Crane, on U.S. Highway 385 and State Highway 329 in eastern Crane County, was named for Baylor University president William C. Crane. It is the seat and only town of the county and has the county’s only post office, which was founded in 1908. The discovery of oil in the county in 1926 led to the county’s organization the next year and to Crane’s development as an oil boomtown. Ollin Columbus Kinnison opened a realty office and platted a townsite, naming the streets for his daughters and sons. Early residents had to put up with board sidewalks, unpaved roads, and limited services-including hauling their own water-until permanent housing and city utilities were built. At one point – water was so scarce that women sent their laundry to El Paso by train. Schools and other amenities were established at Crane as the local oil resources were exploited.
The population reached 1,400 in 1940, which was about the time that Texas’ rural population was outnumbered by its urban population. In Crane’s case, the urban population always outnumbered the rural. By 1980 the town had a library, a swimming pool, and 104 businesses. These included a steel foundry, a concrete plant, a nursing home, and a hospital (that was enlarged in 1962). A special edition of the Crane News in 1972 celebrated the county’s production of one billion barrels of oil. In the 1980s the town was the service center for the region’s flourishing oil industry. Oil continues to be Crane’s main revenue source. Farming has never been big in Crane County and cattle is a distant second source of revenue.
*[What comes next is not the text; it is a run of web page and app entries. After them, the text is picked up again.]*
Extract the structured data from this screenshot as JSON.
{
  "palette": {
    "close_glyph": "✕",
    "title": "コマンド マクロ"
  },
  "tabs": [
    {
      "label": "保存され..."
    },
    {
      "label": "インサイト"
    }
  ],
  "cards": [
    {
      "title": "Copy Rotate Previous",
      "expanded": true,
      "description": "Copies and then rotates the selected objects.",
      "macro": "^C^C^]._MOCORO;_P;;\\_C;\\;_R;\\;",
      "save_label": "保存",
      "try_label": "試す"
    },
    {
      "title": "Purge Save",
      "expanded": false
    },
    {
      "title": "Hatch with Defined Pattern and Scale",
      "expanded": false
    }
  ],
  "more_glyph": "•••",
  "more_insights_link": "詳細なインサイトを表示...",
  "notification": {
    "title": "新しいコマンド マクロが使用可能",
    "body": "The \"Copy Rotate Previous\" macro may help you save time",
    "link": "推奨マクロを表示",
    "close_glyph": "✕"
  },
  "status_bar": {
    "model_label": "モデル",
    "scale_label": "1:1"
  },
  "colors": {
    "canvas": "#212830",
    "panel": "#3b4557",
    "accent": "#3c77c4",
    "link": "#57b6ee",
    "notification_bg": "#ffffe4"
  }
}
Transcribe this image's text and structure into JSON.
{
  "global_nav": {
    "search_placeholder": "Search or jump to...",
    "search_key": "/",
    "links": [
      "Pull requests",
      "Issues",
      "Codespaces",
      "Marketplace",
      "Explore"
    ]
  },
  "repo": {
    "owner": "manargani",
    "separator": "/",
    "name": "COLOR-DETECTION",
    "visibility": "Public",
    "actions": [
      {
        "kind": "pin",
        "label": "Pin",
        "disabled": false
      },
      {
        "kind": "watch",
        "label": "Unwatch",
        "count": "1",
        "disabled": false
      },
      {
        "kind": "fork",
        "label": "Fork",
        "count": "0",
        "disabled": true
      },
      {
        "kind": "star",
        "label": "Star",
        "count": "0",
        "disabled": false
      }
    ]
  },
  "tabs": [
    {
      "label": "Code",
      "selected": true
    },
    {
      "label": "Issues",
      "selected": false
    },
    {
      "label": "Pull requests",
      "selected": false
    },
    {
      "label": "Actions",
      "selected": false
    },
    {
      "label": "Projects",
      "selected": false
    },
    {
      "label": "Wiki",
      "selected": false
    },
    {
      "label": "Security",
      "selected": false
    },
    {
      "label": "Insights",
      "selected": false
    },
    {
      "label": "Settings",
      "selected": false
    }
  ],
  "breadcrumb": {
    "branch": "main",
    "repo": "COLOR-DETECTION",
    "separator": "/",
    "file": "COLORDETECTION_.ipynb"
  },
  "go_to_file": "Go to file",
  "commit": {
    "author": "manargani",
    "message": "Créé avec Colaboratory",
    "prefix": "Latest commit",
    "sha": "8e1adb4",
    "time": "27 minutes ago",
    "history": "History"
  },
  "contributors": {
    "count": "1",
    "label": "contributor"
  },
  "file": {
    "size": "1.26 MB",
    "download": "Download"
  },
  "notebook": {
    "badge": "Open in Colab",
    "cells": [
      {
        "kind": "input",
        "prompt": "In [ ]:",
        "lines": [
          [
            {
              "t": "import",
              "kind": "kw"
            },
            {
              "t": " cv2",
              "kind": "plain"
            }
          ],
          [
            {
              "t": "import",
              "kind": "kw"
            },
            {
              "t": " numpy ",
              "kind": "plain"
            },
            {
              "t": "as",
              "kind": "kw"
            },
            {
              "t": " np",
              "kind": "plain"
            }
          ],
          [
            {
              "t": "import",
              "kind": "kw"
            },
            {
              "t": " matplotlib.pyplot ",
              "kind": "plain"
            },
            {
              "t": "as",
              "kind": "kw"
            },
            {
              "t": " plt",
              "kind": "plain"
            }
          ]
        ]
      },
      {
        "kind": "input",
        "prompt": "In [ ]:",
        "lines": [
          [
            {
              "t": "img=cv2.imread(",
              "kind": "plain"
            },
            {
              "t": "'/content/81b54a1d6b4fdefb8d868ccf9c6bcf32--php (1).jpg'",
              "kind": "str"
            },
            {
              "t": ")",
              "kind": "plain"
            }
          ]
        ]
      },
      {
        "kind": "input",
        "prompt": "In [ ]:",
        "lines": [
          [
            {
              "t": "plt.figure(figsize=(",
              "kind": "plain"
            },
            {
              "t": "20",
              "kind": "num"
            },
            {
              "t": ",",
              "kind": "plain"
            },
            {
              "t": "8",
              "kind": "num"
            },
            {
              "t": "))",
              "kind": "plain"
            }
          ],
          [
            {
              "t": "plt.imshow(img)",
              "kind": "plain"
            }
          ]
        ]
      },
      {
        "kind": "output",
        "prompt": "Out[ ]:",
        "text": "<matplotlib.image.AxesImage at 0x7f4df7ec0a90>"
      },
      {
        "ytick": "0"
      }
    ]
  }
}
REFERENCE: William R. Hunt, “CRANE, TX,” Handbook of Texas Online (http://www.tshaonline.org/handbook/online/articles/hgc17), accessed July 08, 2012. Published by the Texas State Historical Association and Texas Escapes online magazine..